- [The problem]: Copy out every entry that follows, without a single picture.

══════════

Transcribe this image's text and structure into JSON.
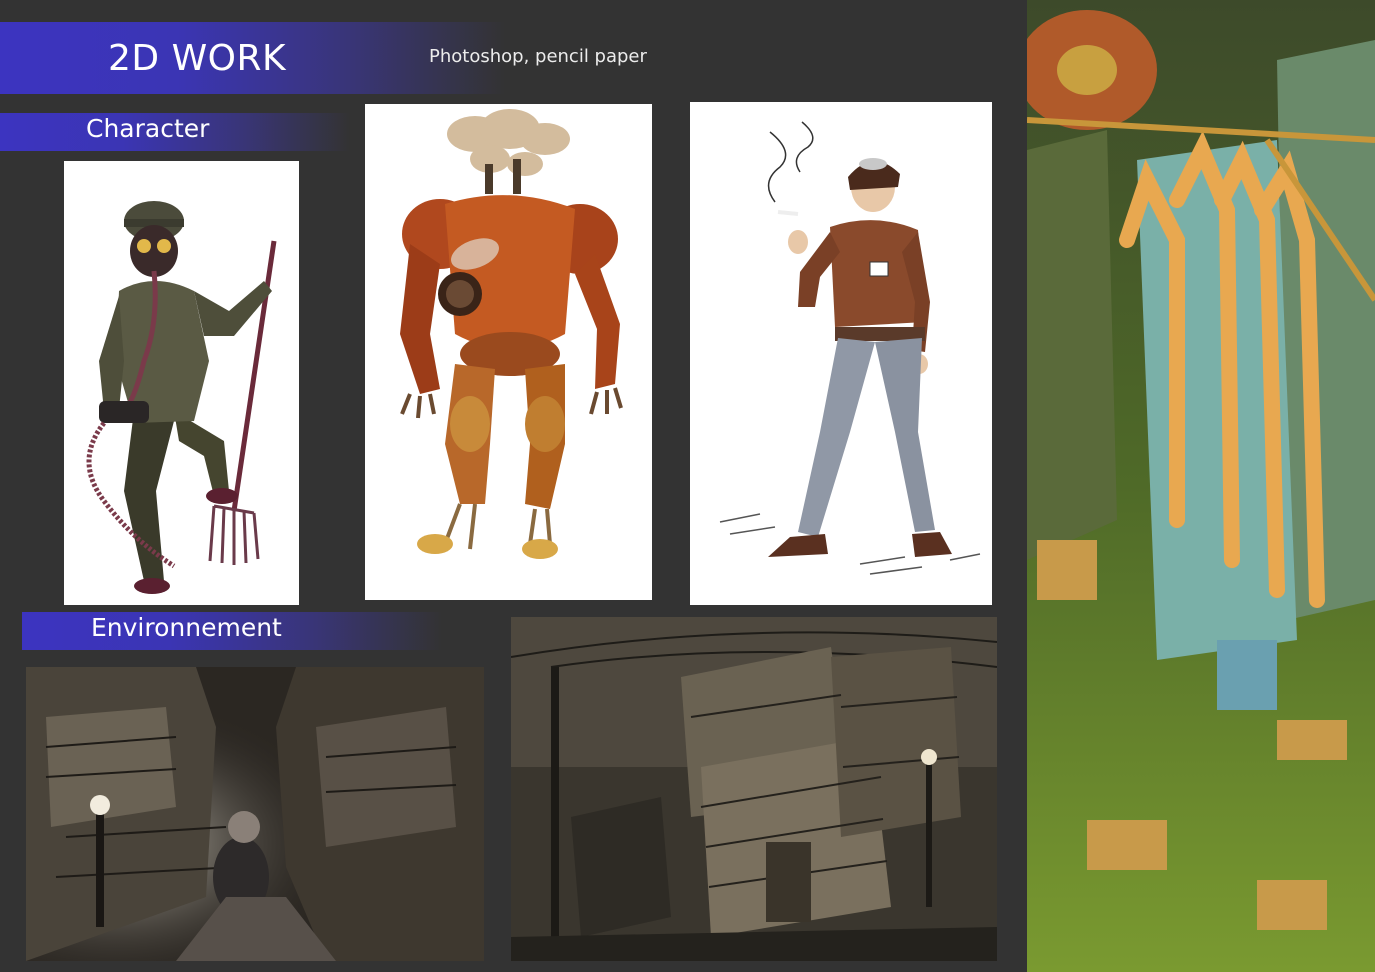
{
  "header": {
    "title": "2D WORK",
    "subtitle": "Photoshop, pencil paper"
  },
  "sections": {
    "character": "Character",
    "environment": "Environnement"
  },
  "colors": {
    "background": "#333333",
    "accent_band": "#3c34c0",
    "card": "#ffffff"
  }
}
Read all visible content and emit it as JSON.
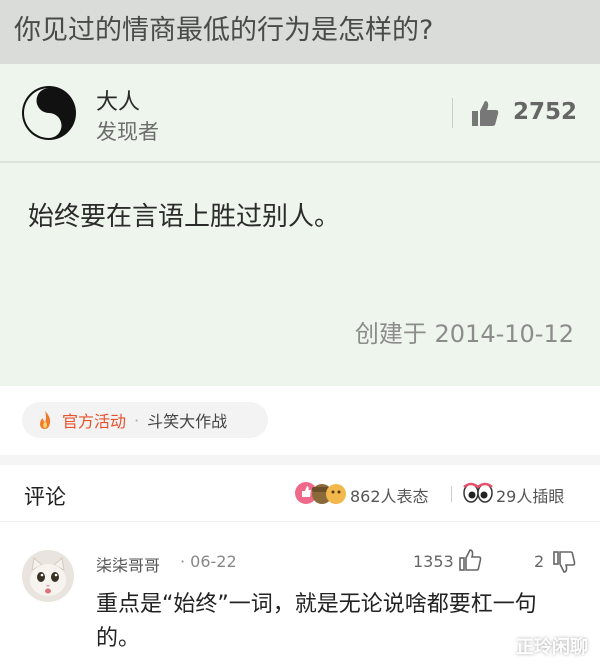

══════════

- [Result of the exercise]:
Transcribe this image's text and structure into JSON.
{
  "header": {
    "title": "2D WORK",
    "subtitle": "Photoshop, pencil paper"
  },
  "sections": {
    "character": "Character",
    "environment": "Environnement"
  },
  "colors": {
    "background": "#333333",
    "accent_band": "#3c34c0",
    "card": "#ffffff"
  }
}
Read all visible content and emit it as JSON.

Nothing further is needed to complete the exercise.